Which brings us back to Cedric McMillan and the current Mr. Olympia winner Phil Heath. Each Mr. Olympia victory brings out the critics of Heath’s physique. In fact, Heath has been noticeably off his previous best the last two years but still walked away with the winning Sandow trophy in hand at the end of the night.  When Heath is onstage, he breathes fire and exudes victory in his entire being. He DARES anyone to take the title from him. When Kai Greene showed up in great shape in 2013 (filmed for the movie “Generation Iron”), Phil seemed to take it personally and was out for the kill by the time of the evening finals. Hitting each pose as if his life depended on it, Phil easily defeated Kai and took home another title.

One can only imagine how exciting the Mr. Olympia would be this year if a genetic marvel like Cedric McMillan would get mad and angry enough to take the title away from Phil Heath. Cedric is taller, wider and bigger than the current champ, but he needs more than that to win. As Cutler said, Cedric needs “to show why he thinks he’s the greatest”. It’s not enough to just have the physique.  Big Ced needs to believe in his heart and soul that he is the greatest bodybuilder in the world and he IS Mr. Olympia.
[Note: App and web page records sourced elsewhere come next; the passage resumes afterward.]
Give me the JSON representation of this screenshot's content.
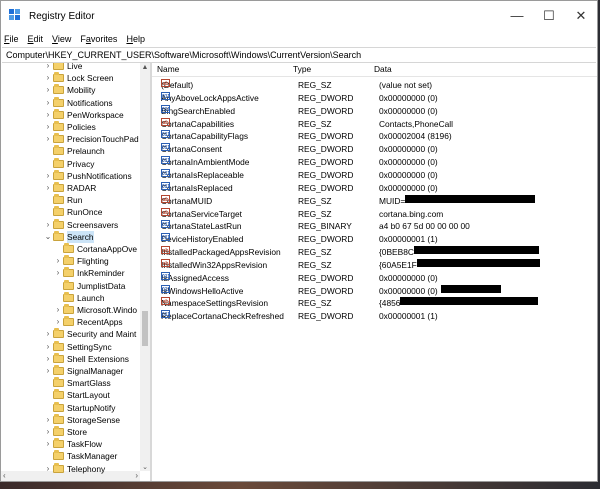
{
  "window": {
    "title": "Registry Editor",
    "controls": [
      "—",
      "☐",
      "✕"
    ]
  },
  "menu": [
    {
      "accel": "F",
      "rest": "ile"
    },
    {
      "accel": "E",
      "rest": "dit"
    },
    {
      "accel": "V",
      "rest": "iew"
    },
    {
      "accel": "",
      "pre": "F",
      "accel2": "a",
      "rest": "vorites"
    },
    {
      "accel": "H",
      "rest": "elp"
    }
  ],
  "address": "Computer\\HKEY_CURRENT_USER\\Software\\Microsoft\\Windows\\CurrentVersion\\Search",
  "tree": [
    {
      "label": "Live",
      "level": 0,
      "chev": "›"
    },
    {
      "label": "Lock Screen",
      "level": 0,
      "chev": "›"
    },
    {
      "label": "Mobility",
      "level": 0,
      "chev": "›"
    },
    {
      "label": "Notifications",
      "level": 0,
      "chev": "›"
    },
    {
      "label": "PenWorkspace",
      "level": 0,
      "chev": "›"
    },
    {
      "label": "Policies",
      "level": 0,
      "chev": "›"
    },
    {
      "label": "PrecisionTouchPad",
      "level": 0,
      "chev": "›"
    },
    {
      "label": "Prelaunch",
      "level": 0,
      "chev": ""
    },
    {
      "label": "Privacy",
      "level": 0,
      "chev": ""
    },
    {
      "label": "PushNotifications",
      "level": 0,
      "chev": "›"
    },
    {
      "label": "RADAR",
      "level": 0,
      "chev": "›"
    },
    {
      "label": "Run",
      "level": 0,
      "chev": ""
    },
    {
      "label": "RunOnce",
      "level": 0,
      "chev": ""
    },
    {
      "label": "Screensavers",
      "level": 0,
      "chev": "›"
    },
    {
      "label": "Search",
      "level": 0,
      "chev": "⌄",
      "selected": true
    },
    {
      "label": "CortanaAppOve",
      "level": 1,
      "chev": ""
    },
    {
      "label": "Flighting",
      "level": 1,
      "chev": "›"
    },
    {
      "label": "InkReminder",
      "level": 1,
      "chev": "›"
    },
    {
      "label": "JumplistData",
      "level": 1,
      "chev": ""
    },
    {
      "label": "Launch",
      "level": 1,
      "chev": ""
    },
    {
      "label": "Microsoft.Windo",
      "level": 1,
      "chev": "›"
    },
    {
      "label": "RecentApps",
      "level": 1,
      "chev": "›"
    },
    {
      "label": "Security and Maint",
      "level": 0,
      "chev": "›"
    },
    {
      "label": "SettingSync",
      "level": 0,
      "chev": "›"
    },
    {
      "label": "Shell Extensions",
      "level": 0,
      "chev": "›"
    },
    {
      "label": "SignalManager",
      "level": 0,
      "chev": "›"
    },
    {
      "label": "SmartGlass",
      "level": 0,
      "chev": ""
    },
    {
      "label": "StartLayout",
      "level": 0,
      "chev": ""
    },
    {
      "label": "StartupNotify",
      "level": 0,
      "chev": ""
    },
    {
      "label": "StorageSense",
      "level": 0,
      "chev": "›"
    },
    {
      "label": "Store",
      "level": 0,
      "chev": "›"
    },
    {
      "label": "TaskFlow",
      "level": 0,
      "chev": "›"
    },
    {
      "label": "TaskManager",
      "level": 0,
      "chev": ""
    },
    {
      "label": "Telephony",
      "level": 0,
      "chev": "›"
    }
  ],
  "columns": {
    "name": "Name",
    "type": "Type",
    "data": "Data"
  },
  "values": [
    {
      "name": "(Default)",
      "type": "REG_SZ",
      "data": "(value not set)",
      "icon": "sz"
    },
    {
      "name": "AnyAboveLockAppsActive",
      "type": "REG_DWORD",
      "data": "0x00000000 (0)",
      "icon": "bin"
    },
    {
      "name": "BingSearchEnabled",
      "type": "REG_DWORD",
      "data": "0x00000000 (0)",
      "icon": "bin"
    },
    {
      "name": "CortanaCapabilities",
      "type": "REG_SZ",
      "data": "Contacts,PhoneCall",
      "icon": "sz"
    },
    {
      "name": "CortanaCapabilityFlags",
      "type": "REG_DWORD",
      "data": "0x00002004 (8196)",
      "icon": "bin"
    },
    {
      "name": "CortanaConsent",
      "type": "REG_DWORD",
      "data": "0x00000000 (0)",
      "icon": "bin"
    },
    {
      "name": "CortanaInAmbientMode",
      "type": "REG_DWORD",
      "data": "0x00000000 (0)",
      "icon": "bin"
    },
    {
      "name": "CortanaIsReplaceable",
      "type": "REG_DWORD",
      "data": "0x00000000 (0)",
      "icon": "bin"
    },
    {
      "name": "CortanaIsReplaced",
      "type": "REG_DWORD",
      "data": "0x00000000 (0)",
      "icon": "bin"
    },
    {
      "name": "CortanaMUID",
      "type": "REG_SZ",
      "data": "MUID=",
      "icon": "sz",
      "redact": 130
    },
    {
      "name": "CortanaServiceTarget",
      "type": "REG_SZ",
      "data": "cortana.bing.com",
      "icon": "sz"
    },
    {
      "name": "CortanaStateLastRun",
      "type": "REG_BINARY",
      "data": "a4 b0 67 5d 00 00 00 00",
      "icon": "bin"
    },
    {
      "name": "DeviceHistoryEnabled",
      "type": "REG_DWORD",
      "data": "0x00000001 (1)",
      "icon": "bin"
    },
    {
      "name": "InstalledPackagedAppsRevision",
      "type": "REG_SZ",
      "data": "{0BEB8C",
      "icon": "sz",
      "redact": 125
    },
    {
      "name": "InstalledWin32AppsRevision",
      "type": "REG_SZ",
      "data": "{60A5E1F",
      "icon": "sz",
      "redact": 123
    },
    {
      "name": "IsAssignedAccess",
      "type": "REG_DWORD",
      "data": "0x00000000 (0)",
      "icon": "bin"
    },
    {
      "name": "IsWindowsHelloActive",
      "type": "REG_DWORD",
      "data": "0x00000000 (0)",
      "icon": "bin",
      "redact": 60
    },
    {
      "name": "NamespaceSettingsRevision",
      "type": "REG_SZ",
      "data": "{4856",
      "icon": "sz",
      "redact": 138
    },
    {
      "name": "ReplaceCortanaCheckRefreshed",
      "type": "REG_DWORD",
      "data": "0x00000001 (1)",
      "icon": "bin"
    }
  ]
}
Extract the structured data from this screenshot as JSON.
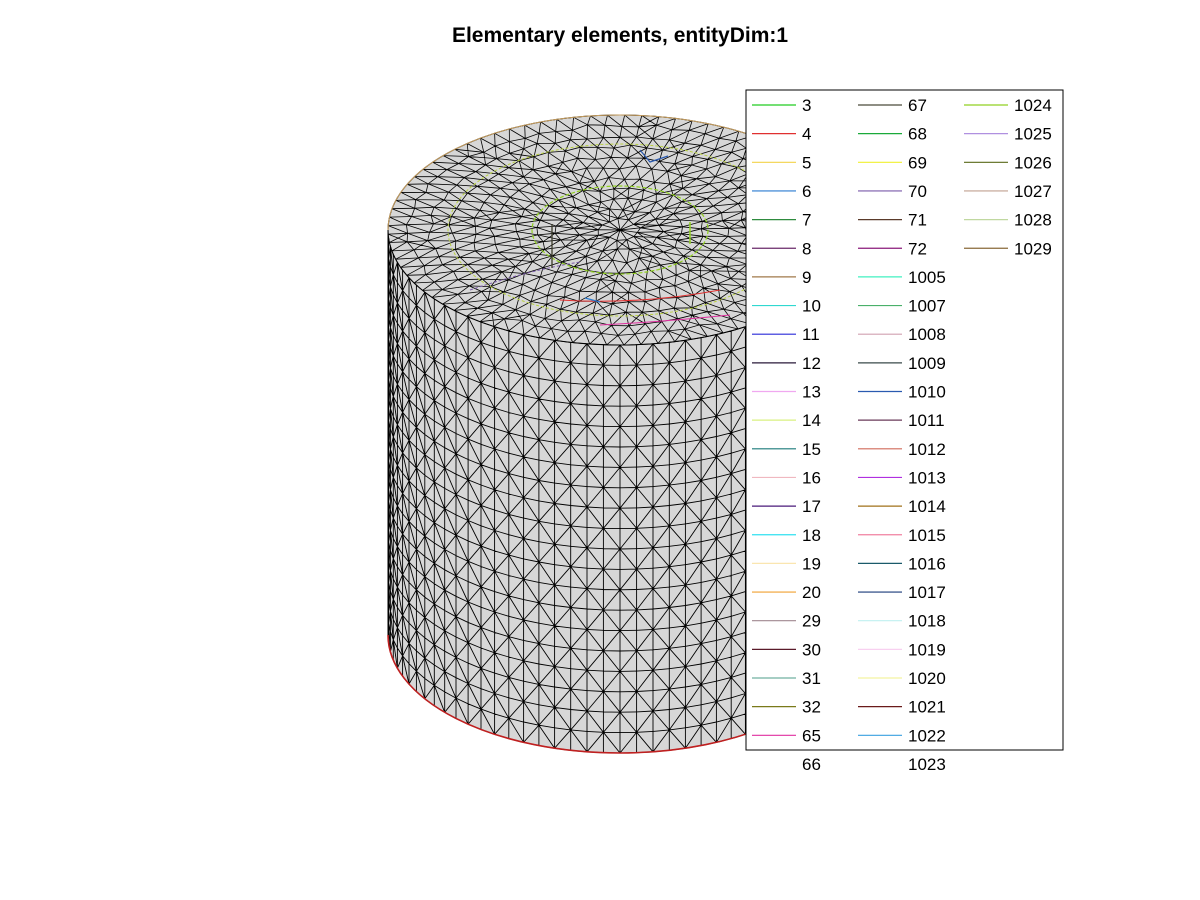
{
  "figure": {
    "title": "Elementary elements, entityDim:1",
    "mesh_fill_color": "#d7d7d7",
    "mesh_edge_color": "#000000"
  },
  "legend": {
    "columns": [
      [
        {
          "label": "3",
          "color": "#22cc22"
        },
        {
          "label": "4",
          "color": "#e03030"
        },
        {
          "label": "5",
          "color": "#f2d34a"
        },
        {
          "label": "6",
          "color": "#2a7bd0"
        },
        {
          "label": "7",
          "color": "#2e8b3e"
        },
        {
          "label": "8",
          "color": "#6a2a6a"
        },
        {
          "label": "9",
          "color": "#a0784a"
        },
        {
          "label": "10",
          "color": "#30d8d0"
        },
        {
          "label": "11",
          "color": "#2a2ad8"
        },
        {
          "label": "12",
          "color": "#2a1a3a"
        },
        {
          "label": "13",
          "color": "#f0a8f0"
        },
        {
          "label": "14",
          "color": "#d8f080"
        },
        {
          "label": "15",
          "color": "#1a7a7a"
        },
        {
          "label": "16",
          "color": "#f0b8c0"
        },
        {
          "label": "17",
          "color": "#4a1a7a"
        },
        {
          "label": "18",
          "color": "#30e0f0"
        },
        {
          "label": "19",
          "color": "#fae6b0"
        },
        {
          "label": "20",
          "color": "#f0a030"
        },
        {
          "label": "29",
          "color": "#a08890"
        },
        {
          "label": "30",
          "color": "#5a1a2a"
        },
        {
          "label": "31",
          "color": "#70b0a0"
        },
        {
          "label": "32",
          "color": "#7a7a1a"
        },
        {
          "label": "65",
          "color": "#e030a0"
        },
        {
          "label": "66",
          "color": "#ffffff"
        }
      ],
      [
        {
          "label": "67",
          "color": "#4a4a3a"
        },
        {
          "label": "68",
          "color": "#1aaa3a"
        },
        {
          "label": "69",
          "color": "#f0f030"
        },
        {
          "label": "70",
          "color": "#7a5aaa"
        },
        {
          "label": "71",
          "color": "#5a3a2a"
        },
        {
          "label": "72",
          "color": "#8a1a7a"
        },
        {
          "label": "1005",
          "color": "#40f0c0"
        },
        {
          "label": "1007",
          "color": "#4ab06a"
        },
        {
          "label": "1008",
          "color": "#d0a0b0"
        },
        {
          "label": "1009",
          "color": "#3a4a4a"
        },
        {
          "label": "1010",
          "color": "#2a5ab0"
        },
        {
          "label": "1011",
          "color": "#6a3a5a"
        },
        {
          "label": "1012",
          "color": "#d06a5a"
        },
        {
          "label": "1013",
          "color": "#b030e0"
        },
        {
          "label": "1014",
          "color": "#a0701a"
        },
        {
          "label": "1015",
          "color": "#f080a0"
        },
        {
          "label": "1016",
          "color": "#1a5a6a"
        },
        {
          "label": "1017",
          "color": "#1a3a7a"
        },
        {
          "label": "1018",
          "color": "#c0f0f0"
        },
        {
          "label": "1019",
          "color": "#f8d0f0"
        },
        {
          "label": "1020",
          "color": "#f4f4a0"
        },
        {
          "label": "1021",
          "color": "#6a1a1a"
        },
        {
          "label": "1022",
          "color": "#3aa0e0"
        },
        {
          "label": "1023",
          "color": "#ffffff"
        }
      ],
      [
        {
          "label": "1024",
          "color": "#90d020"
        },
        {
          "label": "1025",
          "color": "#b090e0"
        },
        {
          "label": "1026",
          "color": "#5a6a1a"
        },
        {
          "label": "1027",
          "color": "#c0a090"
        },
        {
          "label": "1028",
          "color": "#c0d8a0"
        },
        {
          "label": "1029",
          "color": "#8a6a3a"
        }
      ]
    ]
  }
}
Heath loves being Mr. Olympia and he’s not going to relinquish that title to anyone. If Phil is going to get beat, it’s going to a be a bloody battle to the end.  When Arnold was finished competing, he would often advise other top bodybuilders who were preparing for a contest. He would tell each of them the same thing. “If I had your physique”, Arnold would say, “I would win”. The implication was obvious. It takes more than just a perfect body to be a champion.  A champion has to be hungry, determined, aggressive and, above all, a winner.  If they don’t believe it, neither will we.